I’m usually the first person to mount some sort of a defense on reddit’s behalf. When people mention the misogyny, the racism, the various strains on online hate and digital bullying, I’m quick to point out that the large majority of redditors are fairly decent people, that on a site with something like nine million daily users, it’s unfortunate that a vocal minority of losers are granted a megaphone with which it can spew a steady stream of garbage, tarnishing reddit’s reputation as a whole.
Reddit admins made the long-overdue decision to ban several of its more toxic subreddits, most prominently, a group called /r/fatpeoplehate. As its title suggests, /r/fatpeoplehate served as nothing more than a petri dish of body-shaming and name-calling. And much like reddit’s infamous cardboard-boxed collection of various bodily fluids, /r/fatpeoplehate thrived in the darkness, amassing an army of followers who relished in the opportunity to share embarrassing photos and regurgitated hate-speech, all from the cowardly confines of their homes.
I spend a lot of time on reddit, but recent events have made it harder to say anything positive. If you were online yesterday, you know what I’m talking about. Instead of its usual stream of mildly interesting gifs and dank memes, reddit’s front page was filled with outrage, directed at the admins and especially at reddit CEO Ellen Pao. As we speak, some of the site’s most upvoted content is nothing more than insults to Pao, calling her a Nazi, the c-word, you name it.
What went down yesterday requires a little bit of backstory, which, even if you’re familiar with the front page of the Internet, it might not make too much sense. Like I said, I’m on reddit all the time, and I’m still trying to figure out where all of these lunatics came from.
I guess it’s important to state that the hate was always there. Maybe you won’t see its more overt face on mainstream web sites, but try typing even the most depraved fringe ideas into Google and you’re guaranteed to find a shadow Internet of likeminded bloggers and trolls. It’s there because it exists in the real world, it’s amplified by the anonymous nature of the Internet, and when you throw in a massive content aggregator like reddit, founded on the tenants of free speech, it’s natural that those venomous ideas will unfortunately find a place to multiply and be heard.
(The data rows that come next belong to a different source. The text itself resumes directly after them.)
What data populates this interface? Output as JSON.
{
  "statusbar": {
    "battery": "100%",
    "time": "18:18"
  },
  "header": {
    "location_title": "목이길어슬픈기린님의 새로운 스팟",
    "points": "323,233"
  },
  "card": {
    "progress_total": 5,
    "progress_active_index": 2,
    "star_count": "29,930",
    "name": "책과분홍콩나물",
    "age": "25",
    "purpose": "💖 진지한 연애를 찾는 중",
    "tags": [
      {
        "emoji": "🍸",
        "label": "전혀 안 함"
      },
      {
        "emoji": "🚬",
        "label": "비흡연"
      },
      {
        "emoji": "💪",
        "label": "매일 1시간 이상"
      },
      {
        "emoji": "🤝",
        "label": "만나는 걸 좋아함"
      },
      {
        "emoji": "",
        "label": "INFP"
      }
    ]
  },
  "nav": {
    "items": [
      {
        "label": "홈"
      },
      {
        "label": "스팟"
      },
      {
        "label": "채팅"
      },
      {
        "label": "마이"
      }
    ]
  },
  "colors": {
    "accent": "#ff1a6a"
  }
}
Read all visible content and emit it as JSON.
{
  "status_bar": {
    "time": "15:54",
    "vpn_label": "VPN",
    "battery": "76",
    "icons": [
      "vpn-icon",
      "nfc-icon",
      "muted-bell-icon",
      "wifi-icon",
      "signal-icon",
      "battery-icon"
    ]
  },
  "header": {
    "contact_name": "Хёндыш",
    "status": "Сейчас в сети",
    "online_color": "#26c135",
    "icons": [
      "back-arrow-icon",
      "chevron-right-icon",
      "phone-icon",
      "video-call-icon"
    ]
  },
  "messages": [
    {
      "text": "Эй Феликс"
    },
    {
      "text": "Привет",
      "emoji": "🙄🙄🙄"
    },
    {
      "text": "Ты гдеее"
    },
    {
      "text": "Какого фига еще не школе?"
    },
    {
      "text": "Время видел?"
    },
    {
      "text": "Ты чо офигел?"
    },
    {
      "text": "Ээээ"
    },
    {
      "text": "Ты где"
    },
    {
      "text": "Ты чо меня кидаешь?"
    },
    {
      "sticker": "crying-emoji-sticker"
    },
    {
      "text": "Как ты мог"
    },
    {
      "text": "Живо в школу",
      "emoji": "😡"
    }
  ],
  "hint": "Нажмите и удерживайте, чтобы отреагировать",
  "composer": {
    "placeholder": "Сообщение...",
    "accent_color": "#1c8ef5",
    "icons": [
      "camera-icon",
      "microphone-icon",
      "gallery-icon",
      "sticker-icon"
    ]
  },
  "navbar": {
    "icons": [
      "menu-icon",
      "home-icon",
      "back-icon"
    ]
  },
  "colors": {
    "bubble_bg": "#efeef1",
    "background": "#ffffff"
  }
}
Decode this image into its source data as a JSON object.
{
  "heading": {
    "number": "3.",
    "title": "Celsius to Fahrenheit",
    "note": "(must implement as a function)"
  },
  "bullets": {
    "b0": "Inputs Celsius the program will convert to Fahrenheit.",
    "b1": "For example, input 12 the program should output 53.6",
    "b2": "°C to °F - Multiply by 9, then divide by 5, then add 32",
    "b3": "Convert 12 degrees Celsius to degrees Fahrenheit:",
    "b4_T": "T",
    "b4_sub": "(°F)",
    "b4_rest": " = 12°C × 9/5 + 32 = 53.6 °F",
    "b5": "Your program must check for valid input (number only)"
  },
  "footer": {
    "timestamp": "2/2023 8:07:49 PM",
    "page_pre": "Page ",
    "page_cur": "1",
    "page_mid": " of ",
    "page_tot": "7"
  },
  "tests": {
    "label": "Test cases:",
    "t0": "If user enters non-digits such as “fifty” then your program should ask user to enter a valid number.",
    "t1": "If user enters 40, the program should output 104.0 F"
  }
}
The hate exists on reddit. It’s not just /r/fatpeoplehate. There are the blatantly racist subreddits. There are dumb movements like The Red Pill or Men’s Rights which serve as a violent backlash against feminism. And then there are the more insidious hate groups, subs like /r/cringe or /r/punchablefaces, community boards that offer nothing more than a place to post a picture of a person thought to be ugly or different, all while the rest of the group spews out its vomit, unfortunately elevating its most upvoted content to reddit’s front page.
That’s how these groups get attention. Every once in a while the hate will whip itself into an especially frothy frenzy, and due to the nature of reddit’s system of upvoting and downvoting content, it’s possible for massively popular posts to break out of their respective subs and onto the front page.
/r/fatpeoplehate had been garnering more and more attention recently. The only reason that I became aware of its existence was because I’d increasingly see the wreckage of its diarrhea-like content spilling over into the more general, default subs. The mods of some of the larger defaults did a pretty good job of banning and deleting offensive users, but eventually the problem became so pronounced, the reddit admins took the unusual step of banning the entire sub.
The reaction was swift. Almost immediately after /r/fatpeoplehate was deleted, /r/fatpeoplehate2 sprung into existence, the same 150,000 users picking up exactly where they had left off. Only now they felt provoked, justified in their own nonsensical belief that they were the victims of censorship. “Free speech!” became the self-righteous rallying cry under which the scummiest of reddit’s slime lashed out against the admins, and against Ellen Pao in particular.
People might see the resulting hate and its prominence on reddit’s front page as proof that reddit was never anything better than a sugarcoated version of its bad reputation. And when you click onto the front page and see nothing but top post after top post celebrating the violent denigration of its woman CEO, it’s hard to make an argument otherwise.
I’m seeing arguments online like, “This is what you get when you poke the bear!” I guess the logic here is that it’s better to have the racism, misogyny, and hate all cordoned off in its own field. But all I can say is, I don’t think the hate on reddit is a bear as much as it is an infestation of cockroaches. Just like when you have a house overrun with insects, as soon as you try to confront the problem, as soon as you drop a bomb right in the heart of its nest, you’re going to see the bugs scatter everywhere. Sure, they’re going to crawl out of the woodwork and everything is going to look gross, and no, you’re not going to be able to kill every last bug. In fact, it’s only a matter of time before they crawl into some other dark hole and start the repopulation process once again. But just because the hate will always be here doesn’t mean that we have to stand idly by and honor its desire to exist. Reddit made exactly the right move in trying to clean up a long overgrown mess.